I am appalled by recent events in Israel and Palestine and I totally oppose the Israeli ground operations which are resulting in the deaths of hundreds of Palestinians.
Though Israel states that its forces are targeting primarily Hamas militants, the UN has made it clear that the vast majority of Palestinians killed and injured in the fighting have been civilians. I have been horrified by some of the photographs and stories coming out of Gaza in the past few days and weeks; the shelling of buildings like the Al-Aqsa Hospital and the UN-run schools in Beit Hanoun, Jabalya and Rafa is clear evidence that it is innocents who are suffering due to this military incursion. It is particularly upsetting to see the number of children killed – estimates suggest 1 in 4 of those who have died are children - and the physical injuries and psychological trauma suffered by those who have survived.
The Labour Frontbench has been clear in its opposition to Israeli military operations in the Gaza Strip.
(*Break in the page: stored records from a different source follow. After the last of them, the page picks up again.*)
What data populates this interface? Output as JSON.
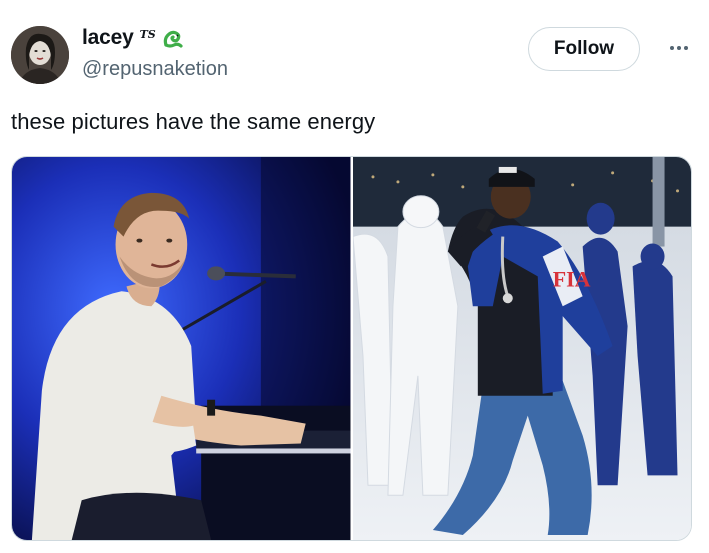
{
  "author": {
    "display_name": "lacey",
    "badge_text": "TS",
    "handle": "@repusnaketion"
  },
  "actions": {
    "follow_label": "Follow",
    "more_icon": "more-horizontal-icon"
  },
  "tweet": {
    "text": "these pictures have the same energy"
  },
  "media": {
    "count": 2
  },
  "colors": {
    "text_primary": "#0f1419",
    "text_secondary": "#536471",
    "border": "#cfd9de",
    "snake_green": "#3fae49"
  }
}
On 14th July – before this incursion began – the Shadow Foreign Secretary, Douglas Alexander, stressed in Parliament that there could be no military solution to the Arab-Israeli conflict and urged William Hague (the then Foreign Secretary) to make clear Britain’s disagreement to a full-scale ground attack on the Gaza Strip. On the 21st July he released a statement which was critical of these operations, urged Israel to heed calls from the UN to respect both human rights and international humanitarian law, and called for an immediate ceasefire in Gaza. Ed Miliband expressed similar sentiments on 31st July when he asserted the Labour Party’s opposition to Israeli ground operations, stating that “the Israeli incursion into Gaza is both wrong and unjustifiable. It is wrong because despite the history of provocation from Hamas, it has led to the killing of so many innocent men, women and children. Because it will fail to act as a deterrent or as a solution for the rocket attacks and precisely because it risks the recruitment of a whole new generation of Palestinians to the cause of Hamas. And people across the world are asking ‘how many more children and civilians will die before a cessation of violence is achieved?’ I urge both sides to take a step back and agree to an immediate ceasefire.”
I sincerely hope that the US Secretary of State, John Kerry, the UN Secretary General, Ban Ki Moon and the Egyptian government are successful in brokering a lasting ceasefire between Israel and Palestine and that serious negotiations can begin working towards ending this present conflict and establishing a longer term peace based around a two state solution. Only active and genuine engagement from both sides in the peace process can give any hope of a lasting resolution to the problems in the region. I fear that given the increasing Israeli encroachment onto Palestinian land, the prospect of a two-state solution based on 1967 borders has become ever more remote, but that certainly remains the Labour Party position and mine.